Entries from a dataset of interfaces
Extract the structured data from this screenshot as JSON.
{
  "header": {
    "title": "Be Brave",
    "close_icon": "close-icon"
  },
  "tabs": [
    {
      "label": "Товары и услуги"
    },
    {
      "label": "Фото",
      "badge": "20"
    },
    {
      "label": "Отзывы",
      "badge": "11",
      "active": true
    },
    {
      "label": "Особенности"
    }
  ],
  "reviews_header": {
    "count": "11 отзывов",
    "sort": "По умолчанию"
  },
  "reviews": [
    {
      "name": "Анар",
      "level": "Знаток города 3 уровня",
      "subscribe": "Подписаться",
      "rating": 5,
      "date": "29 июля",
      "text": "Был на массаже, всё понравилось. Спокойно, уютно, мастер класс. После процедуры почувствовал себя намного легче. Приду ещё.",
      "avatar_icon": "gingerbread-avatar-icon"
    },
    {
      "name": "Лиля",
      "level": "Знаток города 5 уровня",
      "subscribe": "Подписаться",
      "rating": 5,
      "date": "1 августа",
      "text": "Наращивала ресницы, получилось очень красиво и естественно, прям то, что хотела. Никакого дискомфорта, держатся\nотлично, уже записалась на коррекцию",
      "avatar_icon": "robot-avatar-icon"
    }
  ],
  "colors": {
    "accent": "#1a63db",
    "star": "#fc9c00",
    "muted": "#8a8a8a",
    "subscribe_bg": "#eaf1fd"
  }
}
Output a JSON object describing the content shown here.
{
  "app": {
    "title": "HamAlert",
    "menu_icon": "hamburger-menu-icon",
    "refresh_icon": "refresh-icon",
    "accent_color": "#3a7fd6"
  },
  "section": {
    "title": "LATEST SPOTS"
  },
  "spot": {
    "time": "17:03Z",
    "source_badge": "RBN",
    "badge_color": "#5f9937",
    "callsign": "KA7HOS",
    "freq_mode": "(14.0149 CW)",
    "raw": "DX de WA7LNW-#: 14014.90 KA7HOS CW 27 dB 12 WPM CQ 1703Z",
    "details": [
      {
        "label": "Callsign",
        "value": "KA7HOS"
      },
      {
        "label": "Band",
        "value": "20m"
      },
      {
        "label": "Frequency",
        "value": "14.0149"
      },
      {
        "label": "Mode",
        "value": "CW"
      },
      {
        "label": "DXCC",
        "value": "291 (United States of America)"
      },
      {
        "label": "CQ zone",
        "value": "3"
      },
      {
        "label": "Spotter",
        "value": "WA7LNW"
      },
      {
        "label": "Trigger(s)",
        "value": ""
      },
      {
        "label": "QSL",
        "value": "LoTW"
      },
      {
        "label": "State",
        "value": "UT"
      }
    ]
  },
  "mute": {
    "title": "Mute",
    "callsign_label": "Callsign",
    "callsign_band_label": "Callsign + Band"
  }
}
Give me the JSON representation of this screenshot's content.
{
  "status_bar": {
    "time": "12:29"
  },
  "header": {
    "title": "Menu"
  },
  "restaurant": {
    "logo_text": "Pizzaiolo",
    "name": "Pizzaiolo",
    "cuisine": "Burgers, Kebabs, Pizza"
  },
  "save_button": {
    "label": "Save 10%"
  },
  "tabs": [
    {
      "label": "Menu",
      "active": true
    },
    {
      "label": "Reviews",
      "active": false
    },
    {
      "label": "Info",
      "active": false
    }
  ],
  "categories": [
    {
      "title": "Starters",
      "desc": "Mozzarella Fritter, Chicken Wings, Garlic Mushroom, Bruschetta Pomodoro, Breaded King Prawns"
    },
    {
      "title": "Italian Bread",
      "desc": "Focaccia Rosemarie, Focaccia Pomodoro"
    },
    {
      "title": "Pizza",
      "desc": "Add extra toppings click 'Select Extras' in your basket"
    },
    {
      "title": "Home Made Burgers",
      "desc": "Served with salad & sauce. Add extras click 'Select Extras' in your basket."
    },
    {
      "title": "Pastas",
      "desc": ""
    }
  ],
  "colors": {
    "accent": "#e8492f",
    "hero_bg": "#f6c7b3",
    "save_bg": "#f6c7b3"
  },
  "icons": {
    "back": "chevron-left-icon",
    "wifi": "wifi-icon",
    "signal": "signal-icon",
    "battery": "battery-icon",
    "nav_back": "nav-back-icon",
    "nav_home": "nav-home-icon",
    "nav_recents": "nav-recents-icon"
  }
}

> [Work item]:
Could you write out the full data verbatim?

> [Task output]:
Extract the structured data from this screenshot as JSON.
{
  "header": {
    "title": "Be Brave",
    "close_icon": "close-icon"
  },
  "tabs": [
    {
      "label": "Товары и услуги"
    },
    {
      "label": "Фото",
      "badge": "20"
    },
    {
      "label": "Отзывы",
      "badge": "11",
      "active": true
    },
    {
      "label": "Особенности"
    }
  ],
  "reviews_header": {
    "count": "11 отзывов",
    "sort": "По умолчанию"
  },
  "reviews": [
    {
      "name": "Анар",
      "level": "Знаток города 3 уровня",
      "subscribe": "Подписаться",
      "rating": 5,
      "date": "29 июля",
      "text": "Был на массаже, всё понравилось. Спокойно, уютно, мастер класс. После процедуры почувствовал себя намного легче. Приду ещё.",
      "avatar_icon": "gingerbread-avatar-icon"
    },
    {
      "name": "Лиля",
      "level": "Знаток города 5 уровня",
      "subscribe": "Подписаться",
      "rating": 5,
      "date": "1 августа",
      "text": "Наращивала ресницы, получилось очень красиво и естественно, прям то, что хотела. Никакого дискомфорта, держатся\nотлично, уже записалась на коррекцию",
      "avatar_icon": "robot-avatar-icon"
    }
  ],
  "colors": {
    "accent": "#1a63db",
    "star": "#fc9c00",
    "muted": "#8a8a8a",
    "subscribe_bg": "#eaf1fd"
  }
}
Output a JSON object describing the content shown here.
{
  "app": {
    "title": "HamAlert",
    "menu_icon": "hamburger-menu-icon",
    "refresh_icon": "refresh-icon",
    "accent_color": "#3a7fd6"
  },
  "section": {
    "title": "LATEST SPOTS"
  },
  "spot": {
    "time": "17:03Z",
    "source_badge": "RBN",
    "badge_color": "#5f9937",
    "callsign": "KA7HOS",
    "freq_mode": "(14.0149 CW)",
    "raw": "DX de WA7LNW-#: 14014.90 KA7HOS CW 27 dB 12 WPM CQ 1703Z",
    "details": [
      {
        "label": "Callsign",
        "value": "KA7HOS"
      },
      {
        "label": "Band",
        "value": "20m"
      },
      {
        "label": "Frequency",
        "value": "14.0149"
      },
      {
        "label": "Mode",
        "value": "CW"
      },
      {
        "label": "DXCC",
        "value": "291 (United States of America)"
      },
      {
        "label": "CQ zone",
        "value": "3"
      },
      {
        "label": "Spotter",
        "value": "WA7LNW"
      },
      {
        "label": "Trigger(s)",
        "value": ""
      },
      {
        "label": "QSL",
        "value": "LoTW"
      },
      {
        "label": "State",
        "value": "UT"
      }
    ]
  },
  "mute": {
    "title": "Mute",
    "callsign_label": "Callsign",
    "callsign_band_label": "Callsign + Band"
  }
}
Give me the JSON representation of this screenshot's content.
{
  "status_bar": {
    "time": "12:29"
  },
  "header": {
    "title": "Menu"
  },
  "restaurant": {
    "logo_text": "Pizzaiolo",
    "name": "Pizzaiolo",
    "cuisine": "Burgers, Kebabs, Pizza"
  },
  "save_button": {
    "label": "Save 10%"
  },
  "tabs": [
    {
      "label": "Menu",
      "active": true
    },
    {
      "label": "Reviews",
      "active": false
    },
    {
      "label": "Info",
      "active": false
    }
  ],
  "categories": [
    {
      "title": "Starters",
      "desc": "Mozzarella Fritter, Chicken Wings, Garlic Mushroom, Bruschetta Pomodoro, Breaded King Prawns"
    },
    {
      "title": "Italian Bread",
      "desc": "Focaccia Rosemarie, Focaccia Pomodoro"
    },
    {
      "title": "Pizza",
      "desc": "Add extra toppings click 'Select Extras' in your basket"
    },
    {
      "title": "Home Made Burgers",
      "desc": "Served with salad & sauce. Add extras click 'Select Extras' in your basket."
    },
    {
      "title": "Pastas",
      "desc": ""
    }
  ],
  "colors": {
    "accent": "#e8492f",
    "hero_bg": "#f6c7b3",
    "save_bg": "#f6c7b3"
  },
  "icons": {
    "back": "chevron-left-icon",
    "wifi": "wifi-icon",
    "signal": "signal-icon",
    "battery": "battery-icon",
    "nav_back": "nav-back-icon",
    "nav_home": "nav-home-icon",
    "nav_recents": "nav-recents-icon"
  }
}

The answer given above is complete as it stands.